Here are some basic questions people have asked me over the years about Greek wine, and their answers, composed to the best of my ability!
What Are The Best-Known Wine Regions Of Greece?
The best-known regions are the ones with appellation status.
Most recognized are:
- Mantineia (Peloponnese)
- Naoussa in Macedonia
- Nemea in the Peloponnese
For sweet wines:
What Are The Best Or Most Noble Grape Varieties?
White Varieties: Assyrtico (mainly Santorini, but elsewhere, too); Moschofilero (mainly Mantineia)
Red varieties: Xynomavro (mainly in Naoussa and other parts of Macedonia); Agiorgitiko (mainly in Nemea)
Here’s A Brief Description Of The Main Greek Grape Varietals
White varieties: Moschofilero
Moschofilero-Mantinia are the most aromatic wines in Greece, with intense floral notes. This aromatic variety has existed for centuries in Greece and ideally belongs to the high plateau of Mantinia in the north-central Peloponnese. Aromatic Moschofilero wines make for perfect aperitifs, but also pair well with heady cuisines, such as Middle Eastern and Asian. They are great with sushi and seafood in general.
White Varieties: Assyrtico
Assyrtiko-Santorini wines are distinctive. These wines are born from the indigenous Assyrtiko grape, cultivated in some of the world’s oldest vineyards, dating back 3.500 years, on the volcanic island of Santorini. Assyrtiko-Santorini are world-class dry whites that can be drunk young or aged. They pair beautifully with fish, seafood and, surprisingly, even meat dishes. Characteristics of Santorini Assyrtico: Minerality and density. They both reflect the unique volcanic and dry soil of Santorini, which is an internationally acclaimed “pedigree”.
Red Varieties: Agiorgitiko

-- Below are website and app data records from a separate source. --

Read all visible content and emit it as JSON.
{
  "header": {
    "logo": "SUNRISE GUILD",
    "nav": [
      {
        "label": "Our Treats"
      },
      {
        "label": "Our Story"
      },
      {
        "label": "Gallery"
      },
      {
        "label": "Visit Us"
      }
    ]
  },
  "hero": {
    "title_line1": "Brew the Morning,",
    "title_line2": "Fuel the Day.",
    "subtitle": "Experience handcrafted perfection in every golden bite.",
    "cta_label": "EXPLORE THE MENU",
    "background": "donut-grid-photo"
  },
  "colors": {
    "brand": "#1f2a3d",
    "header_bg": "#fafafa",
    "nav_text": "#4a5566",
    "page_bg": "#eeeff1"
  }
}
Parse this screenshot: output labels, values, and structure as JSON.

Nemea-Agiorgitiko are deep ruby red and quite dark. Gerations ago they were nicknamed the “blood of Hercules,” and tied to local myths. Nemea Agiorgitiko is vinified into a large range of styles from rich, comples wines that age beautifully to light, easy-to-drink wines full of fresh fruit tastes that may even be served slightly chilled. The lighter Nemea Agiorgitikos make for excellent summer reds. They pair well with a wide spectrum of cuisines.
Red Varieties: Xinomavro

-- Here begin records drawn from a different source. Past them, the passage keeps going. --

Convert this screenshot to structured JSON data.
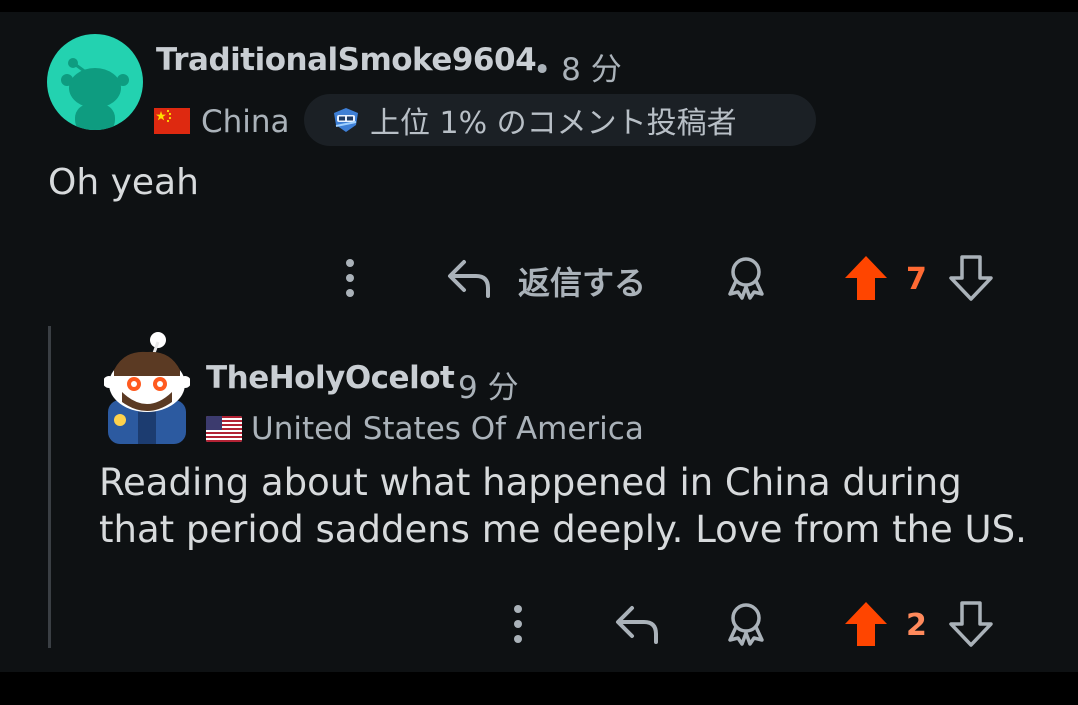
{
  "comment": {
    "username": "TraditionalSmoke9604",
    "time": "• 8 分",
    "flair_country": "China",
    "badge_label": "上位 1% のコメント投稿者",
    "body": "Oh yeah",
    "reply_label": "返信する",
    "vote_count": "7",
    "colors": {
      "upvote": "#ff4500",
      "avatar_bg": "#23d2b0"
    }
  },
  "reply": {
    "username": "TheHolyOcelot",
    "time": "9 分",
    "flair_country": "United States Of America",
    "body_line1": "Reading about what happened in China during",
    "body_line2": "that period saddens me deeply. Love from the US.",
    "vote_count": "2"
  },
  "icons": [
    "more-vertical-icon",
    "reply-icon",
    "award-icon",
    "upvote-icon",
    "downvote-icon",
    "badge-icon",
    "flag-cn-icon",
    "flag-us-icon"
  ]
}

Xinomavro-Naoussa/Amynteo wines are among the finest red wines in Greece. They are aged for two years minimum. Xinomavro wines are characterized by deep red color, high acidity, strong tannins and complex aromas. The Xinomavro grape, which means “sour black” is indigenous to northwestern Greece. Naoussa and Amynteo are the appellation areas. The grape grows in a multitude of terroirs and elevations, resulting in a broad range of wines styles. Xinomavro wines go beautifully with intensely flavored, rich foods, and spicy meat dishes.
NOMENCLATURE ON THE LABEL
Every Greek wine label has certain basic information, such as:
- The name of the producer or estate
- The grape variety (Cabernet Sauvignon, Xinomavro, Merlot, Agiorgitiko, etc.)
- The place where the wine is made (Naoussa, Amyntaion, etc.)
- The alcohol content
- The vinification date
- The type of wine (dry red, sweet, etc.)
- And, finally, the category (OPAP, OPE, PGI, Table Wine, Traditional Wine, etc.).
Here’s An Explanation Of Those Categories.
What does OPAP/VLQPRD mean?
O.P.A.P. (Onomasía Proeléfseos Anotéras Piótitos) is equivalent to ‘Appellation of Origin of Superior Quality’ or the French ‘V.L.Q.P.R.D.’ There are currently 25 designations for this appellation, almost all of them for dry red and white wines:
- Páros I
- Paros II
- Pezá Red
- Pezá White
- Playies Melitona White
- Playies Melitona Red
- Ródos (Rhodes) White
- Ródos (Rhodes) Red
- Robóla of Kefalonia
- Sitía Red
- Sitía White